▸ **What the task asks**:
Return the records below character for character.

▸ **Working data**:

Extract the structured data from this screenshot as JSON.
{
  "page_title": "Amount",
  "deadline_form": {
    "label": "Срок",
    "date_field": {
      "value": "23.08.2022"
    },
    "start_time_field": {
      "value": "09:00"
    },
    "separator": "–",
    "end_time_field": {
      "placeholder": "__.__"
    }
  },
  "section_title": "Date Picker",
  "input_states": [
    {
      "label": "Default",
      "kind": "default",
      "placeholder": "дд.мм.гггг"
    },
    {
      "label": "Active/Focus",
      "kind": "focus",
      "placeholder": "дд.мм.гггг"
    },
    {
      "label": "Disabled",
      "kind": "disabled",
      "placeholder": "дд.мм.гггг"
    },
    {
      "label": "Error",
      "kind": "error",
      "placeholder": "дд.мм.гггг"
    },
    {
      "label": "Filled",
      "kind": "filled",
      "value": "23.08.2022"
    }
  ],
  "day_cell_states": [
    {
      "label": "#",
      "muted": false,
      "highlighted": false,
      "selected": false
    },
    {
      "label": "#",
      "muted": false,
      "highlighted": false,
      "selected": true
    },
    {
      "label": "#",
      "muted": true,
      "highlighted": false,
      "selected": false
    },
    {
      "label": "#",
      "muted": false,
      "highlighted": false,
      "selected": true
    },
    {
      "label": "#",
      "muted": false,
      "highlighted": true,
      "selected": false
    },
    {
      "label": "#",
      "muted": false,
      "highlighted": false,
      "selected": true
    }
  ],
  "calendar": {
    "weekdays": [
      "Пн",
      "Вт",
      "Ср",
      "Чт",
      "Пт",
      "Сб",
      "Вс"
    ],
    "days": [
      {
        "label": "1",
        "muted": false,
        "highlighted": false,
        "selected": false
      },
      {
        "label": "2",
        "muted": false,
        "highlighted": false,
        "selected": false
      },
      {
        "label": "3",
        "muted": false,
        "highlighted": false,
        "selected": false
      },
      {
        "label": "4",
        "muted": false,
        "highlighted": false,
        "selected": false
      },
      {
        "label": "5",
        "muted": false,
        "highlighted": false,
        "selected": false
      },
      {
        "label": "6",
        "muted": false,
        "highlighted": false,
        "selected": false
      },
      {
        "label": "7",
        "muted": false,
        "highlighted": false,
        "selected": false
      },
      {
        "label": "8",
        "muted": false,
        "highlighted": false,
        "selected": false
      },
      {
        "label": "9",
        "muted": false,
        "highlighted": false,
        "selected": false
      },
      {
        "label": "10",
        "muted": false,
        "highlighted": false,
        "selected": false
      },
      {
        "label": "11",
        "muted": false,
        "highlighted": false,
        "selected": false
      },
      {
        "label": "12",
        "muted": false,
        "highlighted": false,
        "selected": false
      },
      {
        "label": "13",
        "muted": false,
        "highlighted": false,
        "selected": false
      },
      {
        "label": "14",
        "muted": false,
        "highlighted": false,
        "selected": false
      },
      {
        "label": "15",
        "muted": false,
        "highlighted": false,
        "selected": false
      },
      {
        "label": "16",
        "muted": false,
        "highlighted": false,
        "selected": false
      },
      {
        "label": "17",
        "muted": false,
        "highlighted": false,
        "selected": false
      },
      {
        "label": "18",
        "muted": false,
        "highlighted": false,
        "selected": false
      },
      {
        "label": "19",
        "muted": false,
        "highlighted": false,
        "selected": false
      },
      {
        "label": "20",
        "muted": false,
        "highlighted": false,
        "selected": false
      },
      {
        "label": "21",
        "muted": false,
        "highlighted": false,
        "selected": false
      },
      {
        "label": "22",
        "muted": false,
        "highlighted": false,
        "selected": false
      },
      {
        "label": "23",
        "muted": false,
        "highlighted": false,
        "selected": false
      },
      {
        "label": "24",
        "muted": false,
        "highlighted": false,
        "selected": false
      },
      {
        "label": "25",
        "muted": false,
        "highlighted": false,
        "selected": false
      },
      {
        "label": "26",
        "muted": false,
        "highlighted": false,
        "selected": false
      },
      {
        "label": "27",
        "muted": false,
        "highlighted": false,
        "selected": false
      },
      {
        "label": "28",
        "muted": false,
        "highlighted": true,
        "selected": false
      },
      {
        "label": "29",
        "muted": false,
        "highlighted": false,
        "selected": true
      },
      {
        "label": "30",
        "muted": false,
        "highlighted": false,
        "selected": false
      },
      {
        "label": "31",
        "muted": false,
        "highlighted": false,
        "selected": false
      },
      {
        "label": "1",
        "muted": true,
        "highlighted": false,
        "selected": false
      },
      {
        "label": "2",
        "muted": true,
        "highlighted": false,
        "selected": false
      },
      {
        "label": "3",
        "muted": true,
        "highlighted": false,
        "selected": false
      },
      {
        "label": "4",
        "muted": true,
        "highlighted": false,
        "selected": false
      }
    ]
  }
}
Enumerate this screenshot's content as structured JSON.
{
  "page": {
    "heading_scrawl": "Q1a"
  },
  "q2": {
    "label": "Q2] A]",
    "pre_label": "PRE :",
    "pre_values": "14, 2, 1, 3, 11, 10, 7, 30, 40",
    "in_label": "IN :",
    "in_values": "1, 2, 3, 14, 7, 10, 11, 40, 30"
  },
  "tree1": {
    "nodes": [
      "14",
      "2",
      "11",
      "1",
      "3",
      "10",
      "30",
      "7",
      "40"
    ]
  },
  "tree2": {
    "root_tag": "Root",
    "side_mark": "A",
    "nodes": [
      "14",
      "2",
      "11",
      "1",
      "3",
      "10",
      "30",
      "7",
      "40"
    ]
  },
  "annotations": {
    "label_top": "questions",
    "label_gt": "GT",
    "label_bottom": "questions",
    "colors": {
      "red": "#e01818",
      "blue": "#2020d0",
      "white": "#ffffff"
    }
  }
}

▸ **Answer for this exercise**:
Extract the structured data from this screenshot as JSON.
{
  "page_title": "Amount",
  "deadline_form": {
    "label": "Срок",
    "date_field": {
      "value": "23.08.2022"
    },
    "start_time_field": {
      "value": "09:00"
    },
    "separator": "–",
    "end_time_field": {
      "placeholder": "__.__"
    }
  },
  "section_title": "Date Picker",
  "input_states": [
    {
      "label": "Default",
      "kind": "default",
      "placeholder": "дд.мм.гггг"
    },
    {
      "label": "Active/Focus",
      "kind": "focus",
      "placeholder": "дд.мм.гггг"
    },
    {
      "label": "Disabled",
      "kind": "disabled",
      "placeholder": "дд.мм.гггг"
    },
    {
      "label": "Error",
      "kind": "error",
      "placeholder": "дд.мм.гггг"
    },
    {
      "label": "Filled",
      "kind": "filled",
      "value": "23.08.2022"
    }
  ],
  "day_cell_states": [
    {
      "label": "#",
      "muted": false,
      "highlighted": false,
      "selected": false
    },
    {
      "label": "#",
      "muted": false,
      "highlighted": false,
      "selected": true
    },
    {
      "label": "#",
      "muted": true,
      "highlighted": false,
      "selected": false
    },
    {
      "label": "#",
      "muted": false,
      "highlighted": false,
      "selected": true
    },
    {
      "label": "#",
      "muted": false,
      "highlighted": true,
      "selected": false
    },
    {
      "label": "#",
      "muted": false,
      "highlighted": false,
      "selected": true
    }
  ],
  "calendar": {
    "weekdays": [
      "Пн",
      "Вт",
      "Ср",
      "Чт",
      "Пт",
      "Сб",
      "Вс"
    ],
    "days": [
      {
        "label": "1",
        "muted": false,
        "highlighted": false,
        "selected": false
      },
      {
        "label": "2",
        "muted": false,
        "highlighted": false,
        "selected": false
      },
      {
        "label": "3",
        "muted": false,
        "highlighted": false,
        "selected": false
      },
      {
        "label": "4",
        "muted": false,
        "highlighted": false,
        "selected": false
      },
      {
        "label": "5",
        "muted": false,
        "highlighted": false,
        "selected": false
      },
      {
        "label": "6",
        "muted": false,
        "highlighted": false,
        "selected": false
      },
      {
        "label": "7",
        "muted": false,
        "highlighted": false,
        "selected": false
      },
      {
        "label": "8",
        "muted": false,
        "highlighted": false,
        "selected": false
      },
      {
        "label": "9",
        "muted": false,
        "highlighted": false,
        "selected": false
      },
      {
        "label": "10",
        "muted": false,
        "highlighted": false,
        "selected": false
      },
      {
        "label": "11",
        "muted": false,
        "highlighted": false,
        "selected": false
      },
      {
        "label": "12",
        "muted": false,
        "highlighted": false,
        "selected": false
      },
      {
        "label": "13",
        "muted": false,
        "highlighted": false,
        "selected": false
      },
      {
        "label": "14",
        "muted": false,
        "highlighted": false,
        "selected": false
      },
      {
        "label": "15",
        "muted": false,
        "highlighted": false,
        "selected": false
      },
      {
        "label": "16",
        "muted": false,
        "highlighted": false,
        "selected": false
      },
      {
        "label": "17",
        "muted": false,
        "highlighted": false,
        "selected": false
      },
      {
        "label": "18",
        "muted": false,
        "highlighted": false,
        "selected": false
      },
      {
        "label": "19",
        "muted": false,
        "highlighted": false,
        "selected": false
      },
      {
        "label": "20",
        "muted": false,
        "highlighted": false,
        "selected": false
      },
      {
        "label": "21",
        "muted": false,
        "highlighted": false,
        "selected": false
      },
      {
        "label": "22",
        "muted": false,
        "highlighted": false,
        "selected": false
      },
      {
        "label": "23",
        "muted": false,
        "highlighted": false,
        "selected": false
      },
      {
        "label": "24",
        "muted": false,
        "highlighted": false,
        "selected": false
      },
      {
        "label": "25",
        "muted": false,
        "highlighted": false,
        "selected": false
      },
      {
        "label": "26",
        "muted": false,
        "highlighted": false,
        "selected": false
      },
      {
        "label": "27",
        "muted": false,
        "highlighted": false,
        "selected": false
      },
      {
        "label": "28",
        "muted": false,
        "highlighted": true,
        "selected": false
      },
      {
        "label": "29",
        "muted": false,
        "highlighted": false,
        "selected": true
      },
      {
        "label": "30",
        "muted": false,
        "highlighted": false,
        "selected": false
      },
      {
        "label": "31",
        "muted": false,
        "highlighted": false,
        "selected": false
      },
      {
        "label": "1",
        "muted": true,
        "highlighted": false,
        "selected": false
      },
      {
        "label": "2",
        "muted": true,
        "highlighted": false,
        "selected": false
      },
      {
        "label": "3",
        "muted": true,
        "highlighted": false,
        "selected": false
      },
      {
        "label": "4",
        "muted": true,
        "highlighted": false,
        "selected": false
      }
    ]
  }
}
Enumerate this screenshot's content as structured JSON.
{
  "page": {
    "heading_scrawl": "Q1a"
  },
  "q2": {
    "label": "Q2] A]",
    "pre_label": "PRE :",
    "pre_values": "14, 2, 1, 3, 11, 10, 7, 30, 40",
    "in_label": "IN :",
    "in_values": "1, 2, 3, 14, 7, 10, 11, 40, 30"
  },
  "tree1": {
    "nodes": [
      "14",
      "2",
      "11",
      "1",
      "3",
      "10",
      "30",
      "7",
      "40"
    ]
  },
  "tree2": {
    "root_tag": "Root",
    "side_mark": "A",
    "nodes": [
      "14",
      "2",
      "11",
      "1",
      "3",
      "10",
      "30",
      "7",
      "40"
    ]
  },
  "annotations": {
    "label_top": "questions",
    "label_gt": "GT",
    "label_bottom": "questions",
    "colors": {
      "red": "#e01818",
      "blue": "#2020d0",
      "white": "#ffffff"
    }
  }
}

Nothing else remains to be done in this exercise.